The ambiguity of emotions aside, automated fuel pricing adds countless benefits to your bottom line. Continue reading to see how.
When it comes to fuel pricing solutions that allow for automation, selectiveness is paramount. The best-in-class solutions will deploy a range of pricing techniques from straightforward rules to algorithms that optimize profitability within your pricing ecosystem. What can these automation tools really do for location?
An important step in growing fuel profitability is understanding past trends. By paying attention to historical data you can dictate future strategies and tactics in order to capture more profitable volume.
To get started, take a close look at sales and pricing data along with your customers’ purchasing behavior. Create comparisons over different time periods – same day, different weeks, week-to-week, month-to-month, etc. – and include fuel volumes by grade and by site to accurately evaluate past trends.

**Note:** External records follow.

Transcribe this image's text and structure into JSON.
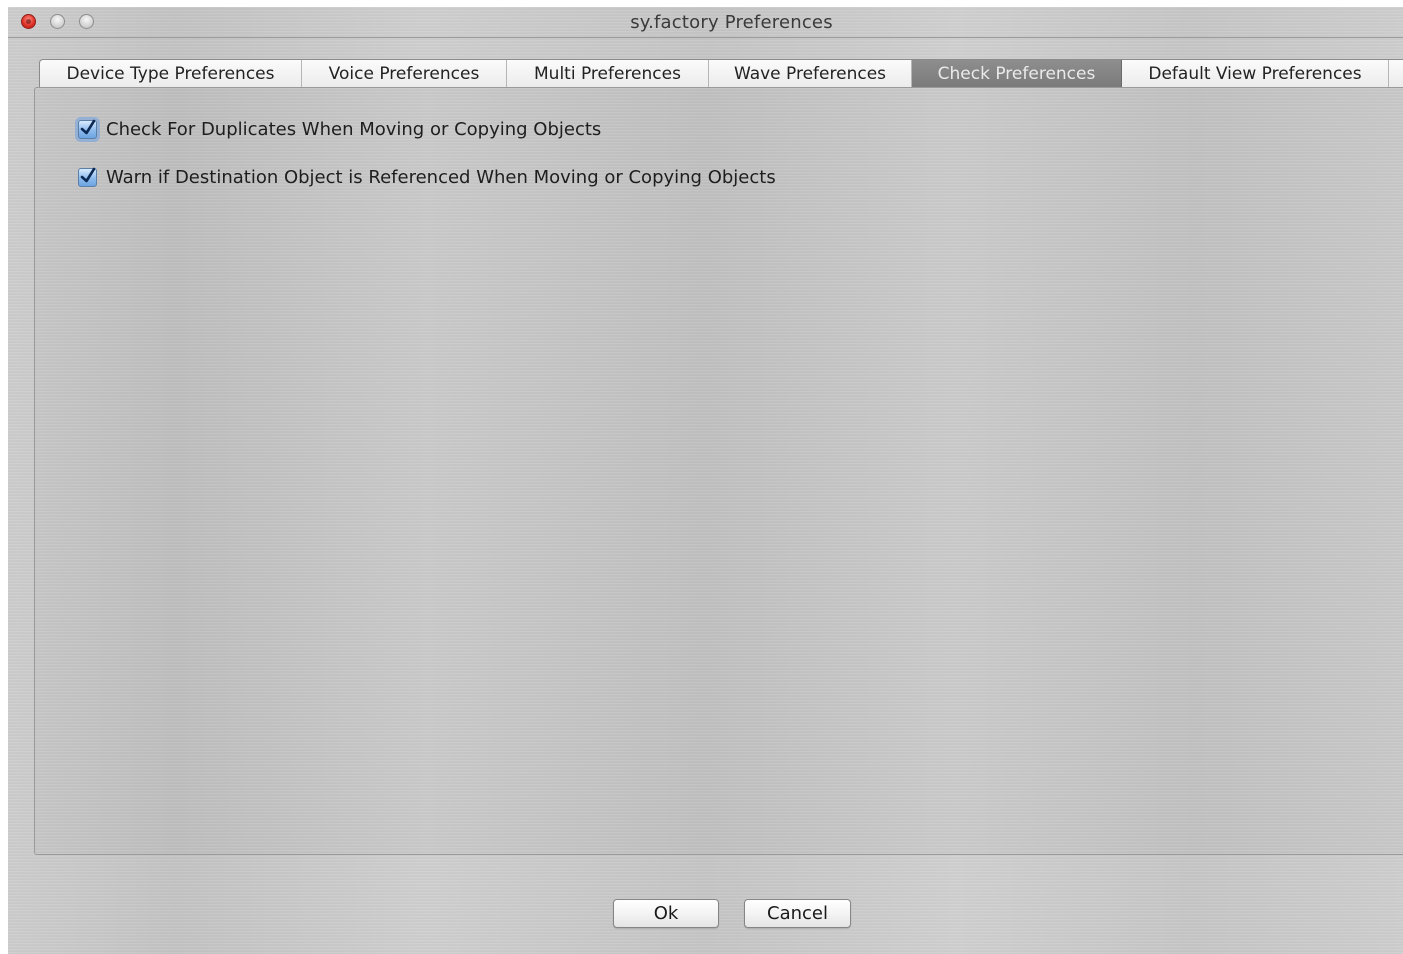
{
  "window": {
    "title": "sy.factory Preferences"
  },
  "tabs": [
    {
      "label": "Device Type Preferences",
      "active": false
    },
    {
      "label": "Voice Preferences",
      "active": false
    },
    {
      "label": "Multi Preferences",
      "active": false
    },
    {
      "label": "Wave Preferences",
      "active": false
    },
    {
      "label": "Check Preferences",
      "active": true
    },
    {
      "label": "Default View Preferences",
      "active": false
    }
  ],
  "checks": [
    {
      "label": "Check For Duplicates When Moving or Copying Objects",
      "checked": true
    },
    {
      "label": "Warn if Destination Object is Referenced When Moving or Copying Objects",
      "checked": true
    }
  ],
  "buttons": {
    "ok": "Ok",
    "cancel": "Cancel"
  },
  "colors": {
    "active_tab": "#7a7a7a",
    "checkbox_accent": "#6da3e0",
    "close_button": "#e0342a"
  }
}
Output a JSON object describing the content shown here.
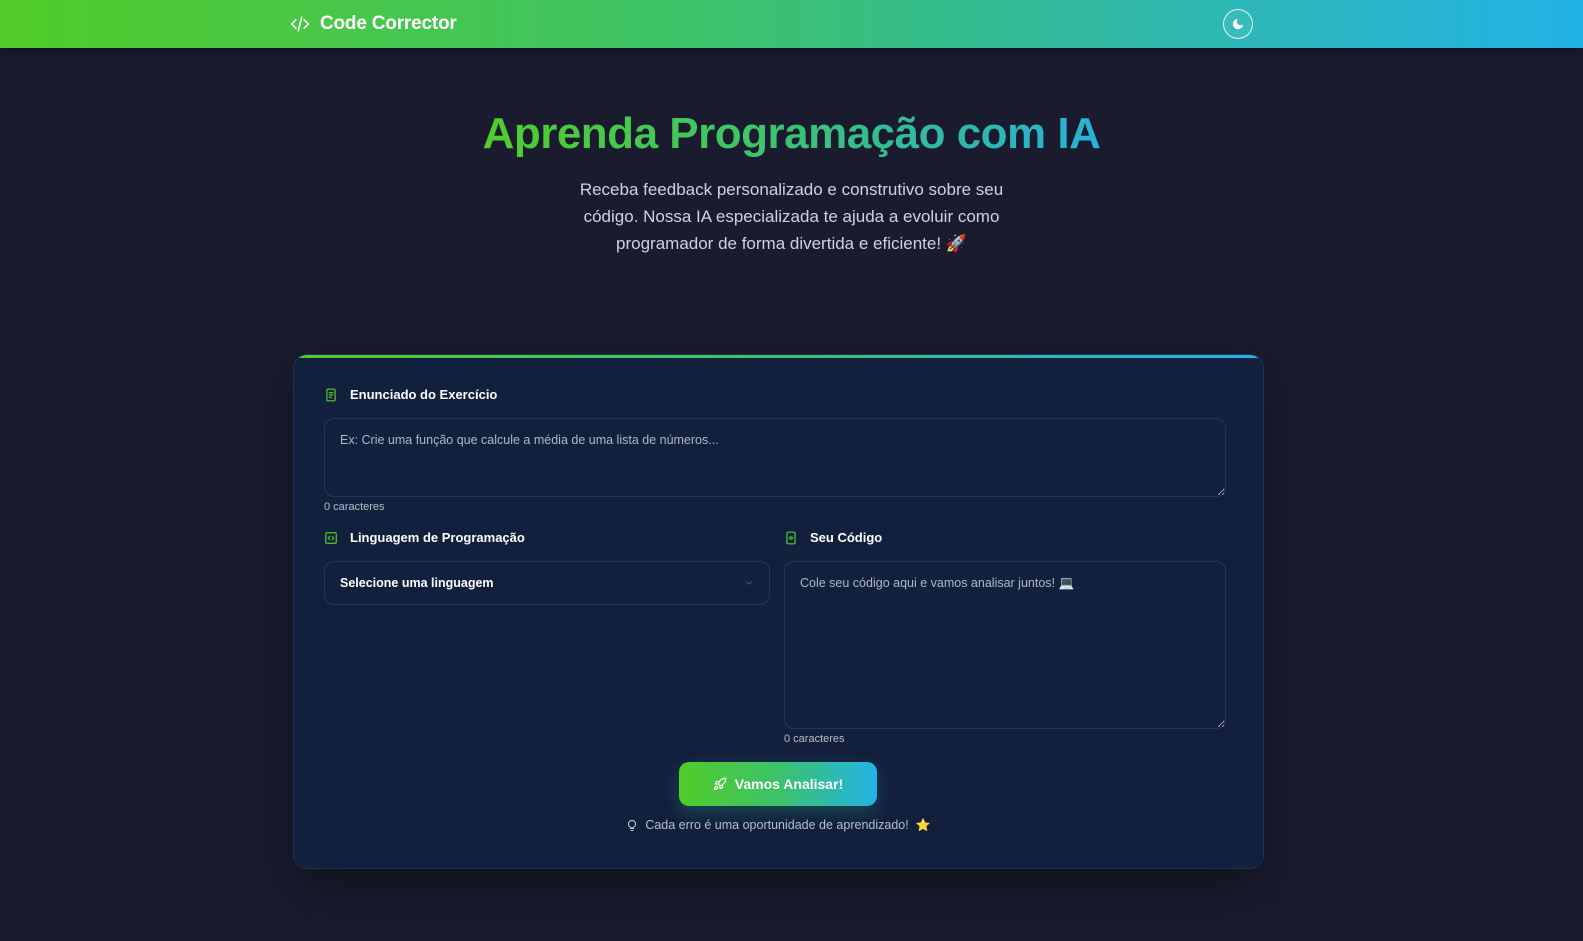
{
  "app": {
    "name": "Code Corrector"
  },
  "colors": {
    "accent_green": "#52cc2a",
    "accent_blue": "#22b3e6",
    "background": "#1a1b2e",
    "card": "#13203d"
  },
  "header": {
    "brand_icon": "code-icon",
    "theme_toggle_icon": "moon-icon"
  },
  "hero": {
    "title": "Aprenda Programação com IA",
    "subtitle": "Receba feedback personalizado e construtivo sobre seu código. Nossa IA especializada te ajuda a evoluir como programador de forma divertida e eficiente! 🚀"
  },
  "form": {
    "statement": {
      "label": "Enunciado do Exercício",
      "icon": "document-icon",
      "placeholder": "Ex: Crie uma função que calcule a média de uma lista de números...",
      "counter": "0 caracteres"
    },
    "language": {
      "label": "Linguagem de Programação",
      "icon": "code-square-icon",
      "selected": "Selecione uma linguagem"
    },
    "code": {
      "label": "Seu Código",
      "icon": "code-file-icon",
      "placeholder": "Cole seu código aqui e vamos analisar juntos! 💻",
      "counter": "0 caracteres"
    },
    "submit_label": "Vamos Analisar!",
    "tip": "Cada erro é uma oportunidade de aprendizado!",
    "tip_star": "⭐"
  }
}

Then ask yourself: are there days of the week with higher or lower sales? What seasonal effects may have impacted prices or purchasing behavior?

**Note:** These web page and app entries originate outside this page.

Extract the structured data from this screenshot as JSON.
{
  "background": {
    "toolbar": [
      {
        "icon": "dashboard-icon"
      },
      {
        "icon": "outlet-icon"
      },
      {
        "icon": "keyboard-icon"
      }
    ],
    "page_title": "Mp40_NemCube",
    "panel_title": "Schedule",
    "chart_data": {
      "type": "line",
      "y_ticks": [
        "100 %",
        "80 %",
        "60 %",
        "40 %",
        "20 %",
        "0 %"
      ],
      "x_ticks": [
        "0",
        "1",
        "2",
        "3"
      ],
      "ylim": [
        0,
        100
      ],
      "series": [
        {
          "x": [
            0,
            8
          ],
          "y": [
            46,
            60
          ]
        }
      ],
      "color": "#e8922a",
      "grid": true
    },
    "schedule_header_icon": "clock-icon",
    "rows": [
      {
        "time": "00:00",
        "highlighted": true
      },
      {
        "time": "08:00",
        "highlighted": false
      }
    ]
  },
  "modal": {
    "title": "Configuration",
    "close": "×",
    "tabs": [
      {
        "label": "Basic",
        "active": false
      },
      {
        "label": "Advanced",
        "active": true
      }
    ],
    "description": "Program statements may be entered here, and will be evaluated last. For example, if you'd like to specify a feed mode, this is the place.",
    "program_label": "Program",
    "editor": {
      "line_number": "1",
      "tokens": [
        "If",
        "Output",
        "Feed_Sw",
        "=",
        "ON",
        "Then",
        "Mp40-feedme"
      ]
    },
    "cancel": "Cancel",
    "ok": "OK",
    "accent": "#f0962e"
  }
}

For many retailers, there is no lack of such historical data, but making sense of it all can be a different story. This is where an automated pricing system can provide deep analysis and actionable insights quickly and consistently. Investing in a tool such as this will not only determine price by what's yielded at the highest profit in the past, but also what will yield the highest profit in today's fuel retail environment.

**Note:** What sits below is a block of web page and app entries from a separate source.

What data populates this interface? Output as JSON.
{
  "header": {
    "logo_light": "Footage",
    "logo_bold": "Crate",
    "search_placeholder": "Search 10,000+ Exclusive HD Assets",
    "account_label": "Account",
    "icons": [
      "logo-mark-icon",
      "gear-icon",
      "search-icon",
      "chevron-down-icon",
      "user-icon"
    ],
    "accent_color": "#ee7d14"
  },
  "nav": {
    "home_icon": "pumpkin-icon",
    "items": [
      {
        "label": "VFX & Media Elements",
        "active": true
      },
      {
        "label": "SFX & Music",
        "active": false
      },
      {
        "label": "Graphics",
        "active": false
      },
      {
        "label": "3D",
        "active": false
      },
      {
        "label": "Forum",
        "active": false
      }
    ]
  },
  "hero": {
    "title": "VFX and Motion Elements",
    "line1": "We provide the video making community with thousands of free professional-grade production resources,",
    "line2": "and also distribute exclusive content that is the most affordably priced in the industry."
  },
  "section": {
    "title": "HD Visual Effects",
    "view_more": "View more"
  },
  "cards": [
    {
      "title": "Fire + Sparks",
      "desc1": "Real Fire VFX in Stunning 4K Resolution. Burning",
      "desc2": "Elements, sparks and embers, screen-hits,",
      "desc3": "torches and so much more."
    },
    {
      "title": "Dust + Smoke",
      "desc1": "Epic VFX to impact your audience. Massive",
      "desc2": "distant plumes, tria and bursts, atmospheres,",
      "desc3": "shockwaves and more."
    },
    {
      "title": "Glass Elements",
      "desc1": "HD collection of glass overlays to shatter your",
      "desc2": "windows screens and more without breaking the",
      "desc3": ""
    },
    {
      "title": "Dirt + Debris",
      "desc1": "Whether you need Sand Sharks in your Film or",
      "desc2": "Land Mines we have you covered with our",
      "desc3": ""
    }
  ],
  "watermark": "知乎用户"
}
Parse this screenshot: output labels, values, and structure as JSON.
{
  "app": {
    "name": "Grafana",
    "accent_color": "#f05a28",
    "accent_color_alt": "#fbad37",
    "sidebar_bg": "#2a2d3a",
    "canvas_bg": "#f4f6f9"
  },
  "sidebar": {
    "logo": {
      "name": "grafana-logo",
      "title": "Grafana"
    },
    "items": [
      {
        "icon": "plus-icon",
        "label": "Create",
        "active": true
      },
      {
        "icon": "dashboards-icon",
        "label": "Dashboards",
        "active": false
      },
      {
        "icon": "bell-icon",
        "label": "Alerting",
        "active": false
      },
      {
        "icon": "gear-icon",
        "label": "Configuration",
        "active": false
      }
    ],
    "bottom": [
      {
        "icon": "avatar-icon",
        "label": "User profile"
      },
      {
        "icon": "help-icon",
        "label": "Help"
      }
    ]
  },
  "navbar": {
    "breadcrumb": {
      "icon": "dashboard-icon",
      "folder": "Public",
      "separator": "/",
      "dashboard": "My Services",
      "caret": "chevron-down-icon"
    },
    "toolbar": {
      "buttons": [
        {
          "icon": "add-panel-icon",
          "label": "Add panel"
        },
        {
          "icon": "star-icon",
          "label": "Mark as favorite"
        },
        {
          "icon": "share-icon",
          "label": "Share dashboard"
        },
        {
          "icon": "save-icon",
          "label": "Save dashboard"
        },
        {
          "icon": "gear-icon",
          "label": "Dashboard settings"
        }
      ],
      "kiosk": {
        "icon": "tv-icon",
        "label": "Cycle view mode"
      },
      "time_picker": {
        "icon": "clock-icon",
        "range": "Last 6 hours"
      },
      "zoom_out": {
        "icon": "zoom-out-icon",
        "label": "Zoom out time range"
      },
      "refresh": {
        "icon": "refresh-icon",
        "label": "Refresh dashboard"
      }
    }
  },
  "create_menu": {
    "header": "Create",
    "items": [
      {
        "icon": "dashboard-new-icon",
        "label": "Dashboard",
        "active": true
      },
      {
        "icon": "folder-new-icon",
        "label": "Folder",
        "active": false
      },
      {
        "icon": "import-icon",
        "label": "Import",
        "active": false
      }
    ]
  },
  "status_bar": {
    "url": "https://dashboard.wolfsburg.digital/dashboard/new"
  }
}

When you can react quickly and can easily track results of your pricing decisions, you have the ability to improve accuracy significantly. Not only that, but also use that accuracy to better understand which prices help your company deliver its daily pricing tactics and its overall strategic objectives. If a price (and the pricing tactic that led to it) do not appear to contribute to those objectives, you have the opportunity to shift focus.
With automated, optimized fuel pricing comes increased individual spend. Why? When customers can accurately predict — or even be surprised by — lower cost, they will move to spend the money elsewhere. So when fuel prices are right, your c-store will see the results.
Getting prices to both individual sites and your entire network is a faster, more efficient process when you automate. That speed means no fraction of a cent is left at the pump, and gives you a competitive advantage. You never want to be known as the store or brand who always prices higher than competitors. Indeed, your pricing reputation should be one of speed and reliability. If a nearby competitor changes its price, your automated process should immediately alert you to changes in the market so that you can accurately and quickly respond.
The concept of shifting some pricing work off of people and onto computers is part of what many executives, analysts and store managers find off-putting about an automated process. The fear lies in loss of control. In practice, though, pricing technology provides more control over important decisions through providing the insight into how, why and where purchases happen. Best-in-class business intelligence tools will allow you to both receive and process data and automate the optimization that typically follows, while still leaving room for analysts to make the tough decisions and execute on recommendations they agree with. Data errors can lead to misinformed decisions, which can lead to unnecessary profit loss. Avoiding those errors leads to the opposite.
Additionally, avoiding data errors helps maintain brand promise. In other words, your brand won't be undermined by poor pricing execution.
Removing the human element from the more straightforward pricing decisions has another positive impact on profit: increased ROI through decreasing resources allocated to these tasks. That doesn't mean your analysts will go the way of the dinosaurs. It means they'll be able to develop more strategic, bigger picture initiatives rather than devoting their prowess to daily pricing concerns. With more time, these analysts will be able to throw their full weight behind those more difficult pricing decisions that demand acute, detailed market knowledge.
Automation has long since permeated our daily existence. Fighting it is a natural reaction — we all desire control over the processes that we're responsible for, and automation can feel like a threat to that control. But it's the opposite. It's an enabler, a tool for empowerment. In fuel, automation performs the heavy data lifting, allowing you to devise and execute highly effective pricing strategies you've never had time for in the past. It keeps your brand and organization on the cutting edge of fuel pricing performance. And, if you recognize its value and use it well, automation will more than pay you back in kind.